Around 35,000 revellers have marched for LGBTQ rights at Berlin’s annual Christopher Street Day celebration – twice as many as had been expected.
he parade started with a call from Klaus Lederer, Berlin’s senator for culture, to make the city a “queer-freedom zone” in response to deteriorating safety for gay and lesbian people in Hungary and neighbouring Poland.
“LGBT-free zones” have been declared in parts of Poland, while Hungary recently passed a law banning the depiction of homosexuality or gender reassignment to minors that has been denounced as discriminatory by human rights groups.
Mr Lederer said the situation in the two EU members “sends shivers down my back”.
The senator also noted that the pandemic had been particularly hard for some gays and lesbians at home as shelters were closed.
He said “there is still much work to be done”.
Organisers of the parade had been expecting around 20,000 people amid social distancing rules and a ban on alcohol to combat the risk of new coronavirus infections.
There was no parade last year due to the pandemic, so many people took advantage of the warm sunny weather and relatively low rate of infections to take part in the last major gathering for Berlin’s Pride month.
Nearby, the United States embassy flew a rainbow flag under the American flag.
The parade was led by five trucks that were spaced apart to give demonstrators more room as they danced past the city’s iconic Brandenburg Gate.
Organisers made repeated calls for revellers to put masks on and keep their distance – though it was not always possible due to the sheer number of people.
The celebrations were preceded by an apparent homophobic attack on a male couple in a Berlin subway late on Friday.

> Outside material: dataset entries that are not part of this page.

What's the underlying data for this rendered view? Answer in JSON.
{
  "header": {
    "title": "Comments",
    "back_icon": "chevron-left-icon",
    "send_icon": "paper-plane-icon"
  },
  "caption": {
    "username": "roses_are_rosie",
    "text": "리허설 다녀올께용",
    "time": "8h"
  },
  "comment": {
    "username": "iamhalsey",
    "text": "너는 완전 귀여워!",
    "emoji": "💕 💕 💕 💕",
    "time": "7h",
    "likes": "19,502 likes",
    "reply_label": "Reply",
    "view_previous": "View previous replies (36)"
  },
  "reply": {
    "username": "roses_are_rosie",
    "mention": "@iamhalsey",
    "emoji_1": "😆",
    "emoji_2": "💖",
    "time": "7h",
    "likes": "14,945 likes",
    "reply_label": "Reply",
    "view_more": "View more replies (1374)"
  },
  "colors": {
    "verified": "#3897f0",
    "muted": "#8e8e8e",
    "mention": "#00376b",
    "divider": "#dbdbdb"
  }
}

Police said the men were sitting in a train when they were approached by a stranger who insulted them and then punched one of the men several times.
Other passengers intervened and he was apprehended after fleeing briefly.
Also on Friday, Bishop Christian Stablein asked during a service at Berlin’s Marienkirche for forgiveness from the LGBTQ community for the suffering caused to them by the evangelical church.